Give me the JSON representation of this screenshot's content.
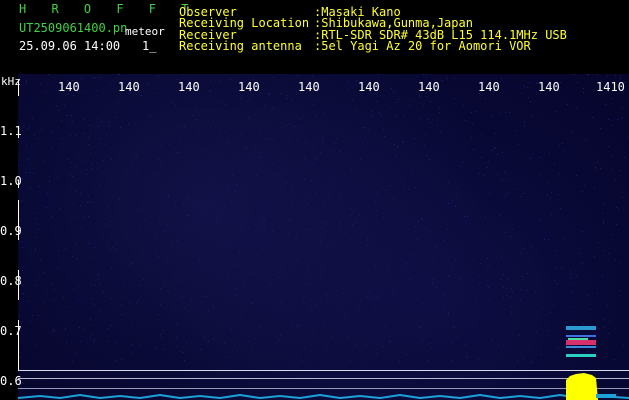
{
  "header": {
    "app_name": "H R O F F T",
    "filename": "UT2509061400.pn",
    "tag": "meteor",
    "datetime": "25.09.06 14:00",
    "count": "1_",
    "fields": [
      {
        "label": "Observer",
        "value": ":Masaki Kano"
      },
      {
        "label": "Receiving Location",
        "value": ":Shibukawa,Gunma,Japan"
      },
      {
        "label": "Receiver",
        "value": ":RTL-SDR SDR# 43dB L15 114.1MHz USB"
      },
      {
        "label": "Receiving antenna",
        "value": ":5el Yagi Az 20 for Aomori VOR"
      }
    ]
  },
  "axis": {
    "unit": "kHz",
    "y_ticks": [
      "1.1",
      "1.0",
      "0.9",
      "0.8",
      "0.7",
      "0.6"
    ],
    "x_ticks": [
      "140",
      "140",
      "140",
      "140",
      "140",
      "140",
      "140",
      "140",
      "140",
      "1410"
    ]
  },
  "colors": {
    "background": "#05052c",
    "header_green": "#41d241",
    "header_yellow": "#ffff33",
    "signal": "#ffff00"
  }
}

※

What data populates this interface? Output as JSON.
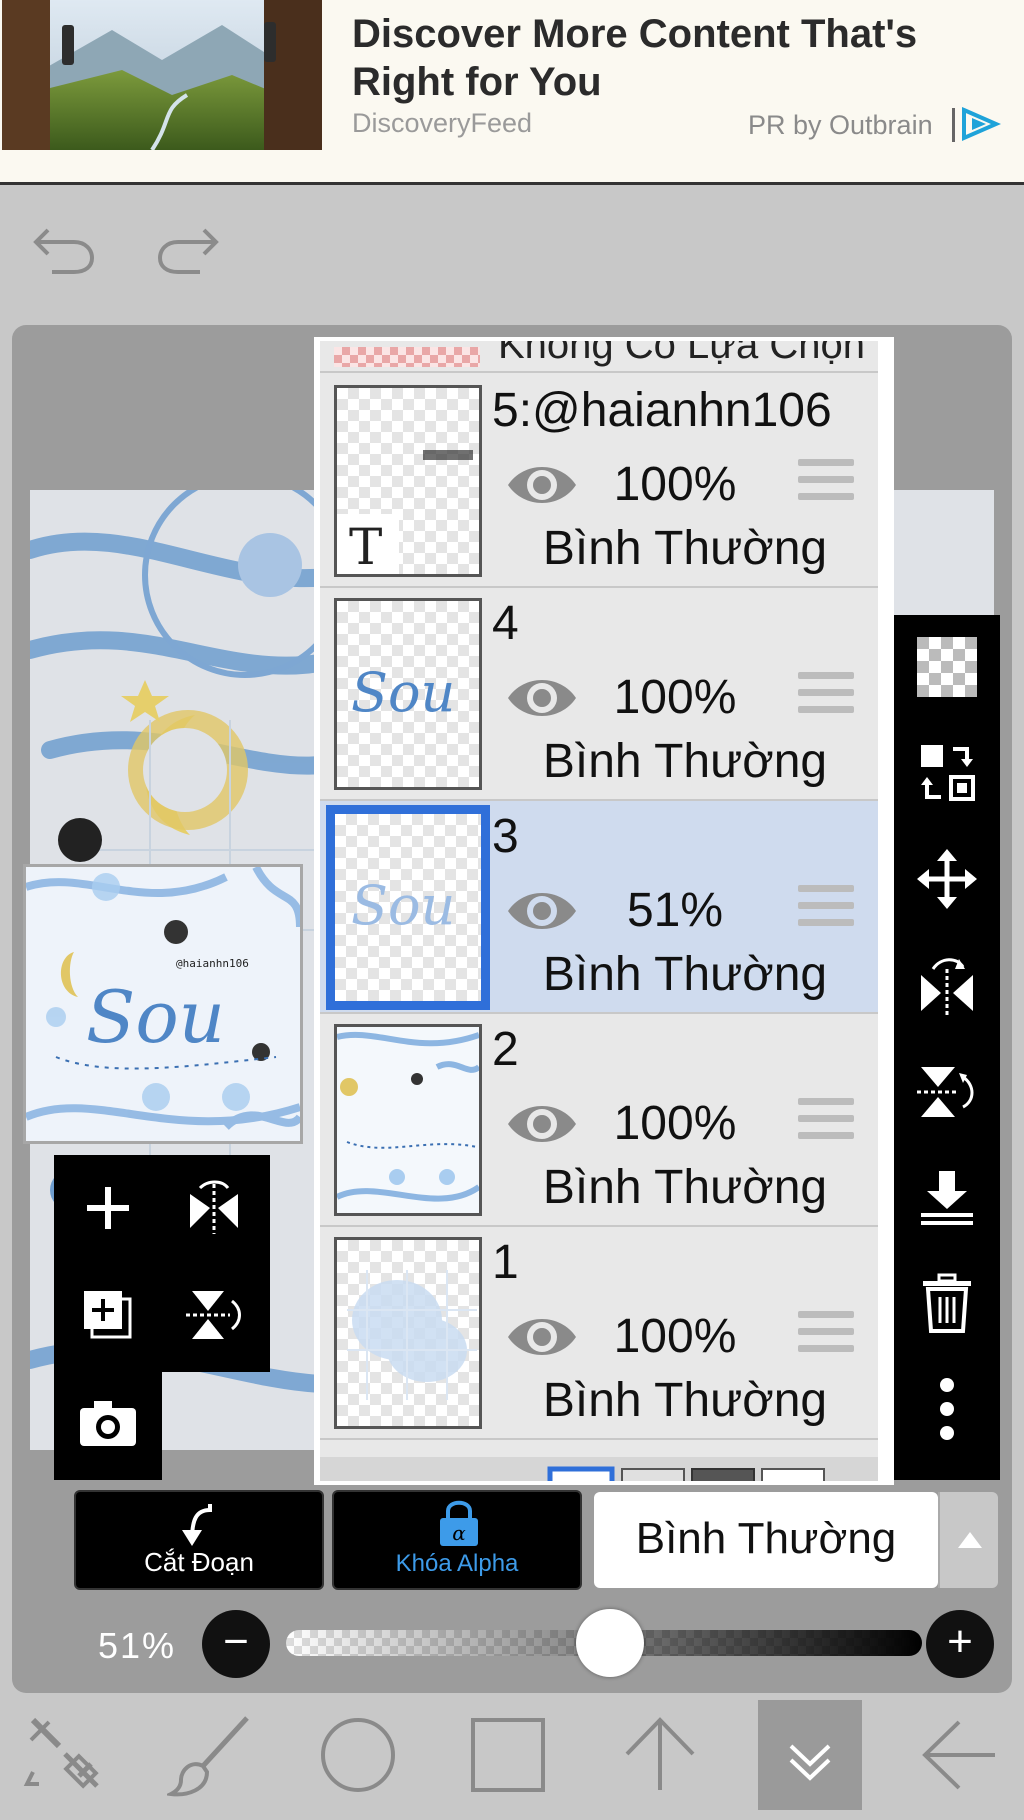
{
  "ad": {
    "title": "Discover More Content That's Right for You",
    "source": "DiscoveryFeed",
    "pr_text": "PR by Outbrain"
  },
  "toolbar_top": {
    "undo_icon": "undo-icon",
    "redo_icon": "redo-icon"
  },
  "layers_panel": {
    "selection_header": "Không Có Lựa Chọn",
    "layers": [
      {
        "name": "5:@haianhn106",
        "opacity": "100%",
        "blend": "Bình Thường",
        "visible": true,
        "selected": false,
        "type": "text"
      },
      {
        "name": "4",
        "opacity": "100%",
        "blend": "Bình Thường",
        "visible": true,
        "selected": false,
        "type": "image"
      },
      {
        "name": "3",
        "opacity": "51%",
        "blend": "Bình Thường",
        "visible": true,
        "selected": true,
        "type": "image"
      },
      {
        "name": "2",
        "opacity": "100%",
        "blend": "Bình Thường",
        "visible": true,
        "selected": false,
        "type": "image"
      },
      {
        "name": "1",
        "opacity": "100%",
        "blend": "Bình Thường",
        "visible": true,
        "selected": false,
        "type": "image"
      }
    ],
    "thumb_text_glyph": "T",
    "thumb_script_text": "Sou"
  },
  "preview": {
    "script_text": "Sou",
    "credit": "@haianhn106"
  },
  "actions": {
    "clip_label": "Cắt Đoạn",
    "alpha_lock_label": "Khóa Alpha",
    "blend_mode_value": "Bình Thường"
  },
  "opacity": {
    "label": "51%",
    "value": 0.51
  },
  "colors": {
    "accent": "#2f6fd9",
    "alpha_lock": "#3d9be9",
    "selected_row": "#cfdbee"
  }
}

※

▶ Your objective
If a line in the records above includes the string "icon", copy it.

▶ Result of the task
    "undo_icon": "undo-icon",
    "redo_icon": "redo-icon"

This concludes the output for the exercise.